Six years ago we arrived in Wellington, just ahead of Matariki, although I had no knowledge of Maori celebrations then. I just knew that our little rented villa was darn cold, drafty cold, with not a radiator to be seen. Ben was 16 months old, seemingly without interest in shifting forth in any direction. A determined sitter who had to be carried everywhere, every entertainment fetched to within his limited reach. I was heavily pregnant with Dan. Aching and whale like, smiling at my new midwife, ‘yes, everything will be fine, yes I am feeling OK’. I had passed the point of being able to fly home safely. There could be no reversal of plans. We sat on the floor, waiting for our life in London to arrive, neatly packed in a shipping crate.
Just after midnight on mid winter’s morning Dan arrived. I always think of him as a mid-summer baby, born in the wrong hemisphere. I find even now, when I finally feel settled in this land far, far from home. Now, with the drafty, lonely first Wellington house a distant memory. Now with a garden full of flowers, and space, and friends, and my crazy, gorgeous kiwi boys who clearly belong right here. Even now, as mid-June approaches the pull of home is so strong. Thoughts of the path I didn’t choose, the people I wish I could laugh across a table with instead of conversing through a computer screen.
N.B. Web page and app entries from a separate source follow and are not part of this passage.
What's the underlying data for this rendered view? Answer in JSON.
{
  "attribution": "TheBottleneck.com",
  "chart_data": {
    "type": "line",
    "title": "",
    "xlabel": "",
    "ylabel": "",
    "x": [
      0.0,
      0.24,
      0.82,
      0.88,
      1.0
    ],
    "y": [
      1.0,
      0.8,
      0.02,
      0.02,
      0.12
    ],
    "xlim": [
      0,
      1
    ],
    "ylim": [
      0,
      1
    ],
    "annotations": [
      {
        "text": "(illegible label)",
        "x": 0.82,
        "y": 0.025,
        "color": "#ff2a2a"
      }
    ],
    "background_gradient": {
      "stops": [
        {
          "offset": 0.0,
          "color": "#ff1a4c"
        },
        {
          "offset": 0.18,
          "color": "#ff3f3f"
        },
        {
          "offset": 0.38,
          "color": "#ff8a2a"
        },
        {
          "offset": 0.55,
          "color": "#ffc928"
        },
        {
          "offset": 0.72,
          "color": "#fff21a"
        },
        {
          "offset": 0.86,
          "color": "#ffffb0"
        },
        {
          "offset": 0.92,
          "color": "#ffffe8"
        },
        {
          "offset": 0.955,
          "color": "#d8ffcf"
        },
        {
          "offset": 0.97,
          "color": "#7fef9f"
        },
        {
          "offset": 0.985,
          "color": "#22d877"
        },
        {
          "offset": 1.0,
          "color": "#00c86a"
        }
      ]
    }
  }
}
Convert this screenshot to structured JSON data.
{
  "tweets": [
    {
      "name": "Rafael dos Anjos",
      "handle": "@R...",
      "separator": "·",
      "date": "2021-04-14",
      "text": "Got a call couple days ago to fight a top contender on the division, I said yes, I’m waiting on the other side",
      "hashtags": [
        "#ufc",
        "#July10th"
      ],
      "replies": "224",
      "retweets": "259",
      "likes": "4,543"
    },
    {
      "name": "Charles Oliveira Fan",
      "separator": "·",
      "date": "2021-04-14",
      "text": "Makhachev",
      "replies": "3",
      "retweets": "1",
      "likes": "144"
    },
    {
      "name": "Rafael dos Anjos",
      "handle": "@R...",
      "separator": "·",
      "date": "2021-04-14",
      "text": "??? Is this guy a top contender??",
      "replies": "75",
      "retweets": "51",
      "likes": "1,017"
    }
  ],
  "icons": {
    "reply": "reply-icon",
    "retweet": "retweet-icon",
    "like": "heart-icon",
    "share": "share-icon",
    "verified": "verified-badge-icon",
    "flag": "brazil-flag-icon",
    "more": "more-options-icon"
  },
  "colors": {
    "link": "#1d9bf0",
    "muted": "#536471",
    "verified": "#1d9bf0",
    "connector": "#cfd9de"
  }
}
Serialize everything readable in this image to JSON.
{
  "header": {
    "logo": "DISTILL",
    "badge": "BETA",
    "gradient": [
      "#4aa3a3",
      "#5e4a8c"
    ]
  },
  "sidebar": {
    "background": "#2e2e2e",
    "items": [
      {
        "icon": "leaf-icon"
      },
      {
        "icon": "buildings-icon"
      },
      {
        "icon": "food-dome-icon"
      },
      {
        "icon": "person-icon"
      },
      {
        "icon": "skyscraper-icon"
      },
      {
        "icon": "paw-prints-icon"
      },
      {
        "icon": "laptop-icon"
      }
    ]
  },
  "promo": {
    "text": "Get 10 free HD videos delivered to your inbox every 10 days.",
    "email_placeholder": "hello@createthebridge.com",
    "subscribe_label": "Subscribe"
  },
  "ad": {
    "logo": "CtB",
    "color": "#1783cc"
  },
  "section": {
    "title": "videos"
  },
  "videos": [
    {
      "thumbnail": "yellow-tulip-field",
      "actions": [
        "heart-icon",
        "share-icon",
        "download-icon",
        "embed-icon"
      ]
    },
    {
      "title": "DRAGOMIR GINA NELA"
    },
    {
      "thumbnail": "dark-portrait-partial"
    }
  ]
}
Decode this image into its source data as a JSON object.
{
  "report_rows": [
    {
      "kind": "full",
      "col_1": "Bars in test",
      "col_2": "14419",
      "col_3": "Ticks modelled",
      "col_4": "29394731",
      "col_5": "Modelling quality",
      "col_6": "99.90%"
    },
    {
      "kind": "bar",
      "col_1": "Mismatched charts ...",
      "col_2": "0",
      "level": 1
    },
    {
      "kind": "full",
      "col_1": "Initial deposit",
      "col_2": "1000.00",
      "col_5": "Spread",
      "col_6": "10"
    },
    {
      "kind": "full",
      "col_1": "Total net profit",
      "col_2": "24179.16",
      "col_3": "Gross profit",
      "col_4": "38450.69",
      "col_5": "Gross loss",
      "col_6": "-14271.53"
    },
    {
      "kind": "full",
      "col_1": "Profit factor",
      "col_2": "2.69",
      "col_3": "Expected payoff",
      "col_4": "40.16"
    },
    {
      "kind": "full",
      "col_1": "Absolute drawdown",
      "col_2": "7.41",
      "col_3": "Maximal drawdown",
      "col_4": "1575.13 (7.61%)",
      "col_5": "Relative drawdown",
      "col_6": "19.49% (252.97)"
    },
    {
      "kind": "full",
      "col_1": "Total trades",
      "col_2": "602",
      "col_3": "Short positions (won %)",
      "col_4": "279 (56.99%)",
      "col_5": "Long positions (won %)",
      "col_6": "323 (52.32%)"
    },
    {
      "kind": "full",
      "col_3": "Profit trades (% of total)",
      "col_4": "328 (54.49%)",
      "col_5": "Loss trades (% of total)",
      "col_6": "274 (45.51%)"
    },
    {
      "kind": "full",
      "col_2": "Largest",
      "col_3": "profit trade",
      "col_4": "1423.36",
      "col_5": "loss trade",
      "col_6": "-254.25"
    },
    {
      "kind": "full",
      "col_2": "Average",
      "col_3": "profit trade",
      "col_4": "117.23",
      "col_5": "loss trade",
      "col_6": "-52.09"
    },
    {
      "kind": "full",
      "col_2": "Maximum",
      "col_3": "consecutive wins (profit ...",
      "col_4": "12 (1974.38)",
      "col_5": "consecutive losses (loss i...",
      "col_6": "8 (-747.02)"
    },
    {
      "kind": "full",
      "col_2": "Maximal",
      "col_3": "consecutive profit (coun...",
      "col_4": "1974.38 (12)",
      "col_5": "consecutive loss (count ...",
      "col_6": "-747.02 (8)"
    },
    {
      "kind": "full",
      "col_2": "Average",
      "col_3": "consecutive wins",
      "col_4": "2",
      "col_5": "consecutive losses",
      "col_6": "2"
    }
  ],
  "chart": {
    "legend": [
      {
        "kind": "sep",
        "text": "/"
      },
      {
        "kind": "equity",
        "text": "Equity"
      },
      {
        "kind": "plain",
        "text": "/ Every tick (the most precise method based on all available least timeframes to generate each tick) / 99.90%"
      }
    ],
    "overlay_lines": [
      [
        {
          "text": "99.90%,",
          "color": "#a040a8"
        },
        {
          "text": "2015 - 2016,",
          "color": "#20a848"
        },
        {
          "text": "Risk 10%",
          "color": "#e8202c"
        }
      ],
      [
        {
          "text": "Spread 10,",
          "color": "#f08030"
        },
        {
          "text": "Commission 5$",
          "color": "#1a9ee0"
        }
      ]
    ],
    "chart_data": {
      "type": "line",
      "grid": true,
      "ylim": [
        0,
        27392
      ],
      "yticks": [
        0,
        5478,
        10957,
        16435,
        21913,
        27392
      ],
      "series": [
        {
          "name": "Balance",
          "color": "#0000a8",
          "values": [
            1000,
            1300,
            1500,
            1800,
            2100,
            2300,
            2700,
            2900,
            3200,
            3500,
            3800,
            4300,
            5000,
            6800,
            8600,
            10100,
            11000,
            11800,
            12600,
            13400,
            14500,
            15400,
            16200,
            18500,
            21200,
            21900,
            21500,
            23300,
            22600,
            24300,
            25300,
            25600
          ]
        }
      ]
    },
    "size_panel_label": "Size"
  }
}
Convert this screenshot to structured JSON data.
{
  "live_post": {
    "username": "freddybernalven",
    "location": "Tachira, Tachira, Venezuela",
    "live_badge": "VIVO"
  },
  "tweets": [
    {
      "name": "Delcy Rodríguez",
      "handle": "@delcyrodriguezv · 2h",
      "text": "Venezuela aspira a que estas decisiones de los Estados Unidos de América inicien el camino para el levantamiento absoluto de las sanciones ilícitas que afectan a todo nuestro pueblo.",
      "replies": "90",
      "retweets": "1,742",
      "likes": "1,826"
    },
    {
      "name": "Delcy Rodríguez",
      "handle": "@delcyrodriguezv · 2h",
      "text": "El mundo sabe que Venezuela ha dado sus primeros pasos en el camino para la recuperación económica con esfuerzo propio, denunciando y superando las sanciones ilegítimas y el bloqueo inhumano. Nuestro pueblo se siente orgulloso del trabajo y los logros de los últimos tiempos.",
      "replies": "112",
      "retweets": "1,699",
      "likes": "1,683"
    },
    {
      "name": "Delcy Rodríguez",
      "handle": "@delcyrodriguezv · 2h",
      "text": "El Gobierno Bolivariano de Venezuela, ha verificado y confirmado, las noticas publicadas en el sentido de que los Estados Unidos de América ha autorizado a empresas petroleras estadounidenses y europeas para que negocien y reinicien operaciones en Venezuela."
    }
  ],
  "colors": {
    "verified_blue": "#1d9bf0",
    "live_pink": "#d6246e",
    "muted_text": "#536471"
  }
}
But whereas six years ago the homesickness would be overwhelming, turning me into a great anxious bundle. Now, I pour a wine. Bake a chocolate cake (well OK – I do that most days, homesick or not) and think of trips we’ve taken. Dan’s 3rd birthday party on my grandmother’s lawn. Ted and Baz sitting on a pile of sticks in a Welsh pub garden. Dancing like teenagers at Jake and Lisa’s wedding in a room full of everyone who matters most. Pouring dark chocolate into milk on the bank of the Seine, and all that followed one rather special child free day in Paris. Then I start planning the next big trip. Matariki, it turns out, is a great time to look at the stars.